Some people have the good fortune of always finding themselves in the right place at the right time – winning the lottery, running into famous people in a random hotel lobby, hitting all the green lights on a cross-town trip.
Unfortunately, that has never been the case for anything I have ever experienced.
Or ever written.
Or even mildly suggested.
As a mom, when I was “in the weeds” of my parenting days, being a “mom” wasn’t nearly as “cool” (read=blogworthy) as it appears today.
In fact, in my earliest parenting days, there were no blogs.
There were no online resources.
There was no Facebook, or Twitter stream to generate daily banter that candidly made light of baby barf, the color of poop, and how a lack of sleep turns seemingly endearing mothers into Darth Vader-esque heathens.
In fact, in my parenting hey-dey, I worked full-time, commuted a gross daily amount, and was running hither and yon to get dinner on the table, assist with award-winning solar system projects and if I had a spare 30 seconds, Sexy Hubby and I might get a chance to hug while passing in the hallway.
I was barely able to pick my children up from daycare on time, let alone offer enough daily support to a child beyond my own.
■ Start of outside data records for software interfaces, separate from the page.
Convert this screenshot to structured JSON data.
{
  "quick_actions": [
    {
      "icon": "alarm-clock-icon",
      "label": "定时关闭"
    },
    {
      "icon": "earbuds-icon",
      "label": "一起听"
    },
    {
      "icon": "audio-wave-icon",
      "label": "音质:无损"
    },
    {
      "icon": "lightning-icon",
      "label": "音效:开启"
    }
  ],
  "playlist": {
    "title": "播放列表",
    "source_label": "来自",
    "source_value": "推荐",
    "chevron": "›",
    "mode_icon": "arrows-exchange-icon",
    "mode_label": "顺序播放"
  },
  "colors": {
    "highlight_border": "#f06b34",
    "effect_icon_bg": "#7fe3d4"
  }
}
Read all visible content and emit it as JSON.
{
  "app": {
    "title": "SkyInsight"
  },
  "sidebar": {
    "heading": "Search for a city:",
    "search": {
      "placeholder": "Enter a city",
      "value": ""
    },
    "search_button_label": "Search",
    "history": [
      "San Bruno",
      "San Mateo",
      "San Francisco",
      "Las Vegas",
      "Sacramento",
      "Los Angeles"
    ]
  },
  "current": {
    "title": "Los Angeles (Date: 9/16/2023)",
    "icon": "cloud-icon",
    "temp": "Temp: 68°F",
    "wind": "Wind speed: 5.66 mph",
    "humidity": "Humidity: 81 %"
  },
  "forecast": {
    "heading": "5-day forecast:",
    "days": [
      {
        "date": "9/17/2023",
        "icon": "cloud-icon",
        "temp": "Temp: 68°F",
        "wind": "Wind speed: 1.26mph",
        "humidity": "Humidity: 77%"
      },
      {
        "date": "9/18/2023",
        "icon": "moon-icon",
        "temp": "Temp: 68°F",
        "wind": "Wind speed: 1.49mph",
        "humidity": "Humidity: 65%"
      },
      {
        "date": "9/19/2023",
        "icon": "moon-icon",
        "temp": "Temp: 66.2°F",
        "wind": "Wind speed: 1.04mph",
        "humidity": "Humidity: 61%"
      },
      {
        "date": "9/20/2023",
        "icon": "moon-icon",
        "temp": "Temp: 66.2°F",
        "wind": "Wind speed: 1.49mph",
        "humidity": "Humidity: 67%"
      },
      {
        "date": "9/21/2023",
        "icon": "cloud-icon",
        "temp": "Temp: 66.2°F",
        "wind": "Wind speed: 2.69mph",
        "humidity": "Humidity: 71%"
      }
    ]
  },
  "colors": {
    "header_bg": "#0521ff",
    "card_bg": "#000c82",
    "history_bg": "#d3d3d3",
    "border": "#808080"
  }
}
I helped in the classroom when I was able, but those treasured moments were few and far between.
That being said, times are different now. Both communally, and in my own humble home.
Parents of all stages can find support simply by logging onto the Internet, where endless streams of moms (and dads!) are offering daily support via blogs, parenting groups or social media daisy-chains. What I used to find haphazardly via a book or random magazine article is now delivered effortlessly to your “In-Box.” It’s a wonder any parent today doesn’t immediately feel a part of something larger than themselves. From conception to college, there’s a blog waiting to divulge the various “How-To’s” to awaiting parents world-wide.
Since our last remaining chick doesn’t spend much extra time in the nest and I work from home, which completely eliminates a need to operate a motor vehicle most days, I have time. Plenty of time – which coincidentally can feel quite suffocating, forcing me to find random tasks to fill the void.
After lamenting over how much I miss my young children, a friend with school-aged children suggested I become a mentor.
Me? A Mentor?
After some soul-searching, I took my friend’s gentle advice and decided to donate some of my new-found time to a family in need, specifically, a child who needs additional support, and someone to share one-on-one time.
Someone to play games, or help with homework, or lend an ear.
After nearly two decades of parenting, today, I will give back. I am proud to become part of “the village” it takes to raise confident, self-assured, fledgling members of society.
I am grateful for the opportunity to become a mentor. In years past, I would have flippantly wondered what mom has the time, desire or inclination to help a child beyond her own. Yet, if I can make a difference for one child, one mother, one family, then my parenting years will not have been in vain, and thus, the “circle of giving” will go on.
Today, I join the team of CAP of Bozeman:
The Child Advancement Project (CAP), was established in 1989 and matches nurturing community volunteers who provide support and encouragement to children grades K-12.
These mentors work one-on-one with children to increase academic and social competency and to enhance opportunities for academic challenge. They help students establish meaningful goals and develop a belief in their individual uniqueness and their ability to shape their own futures. Their efforts complement those of the teacher and the family.
Let the mentoring begin.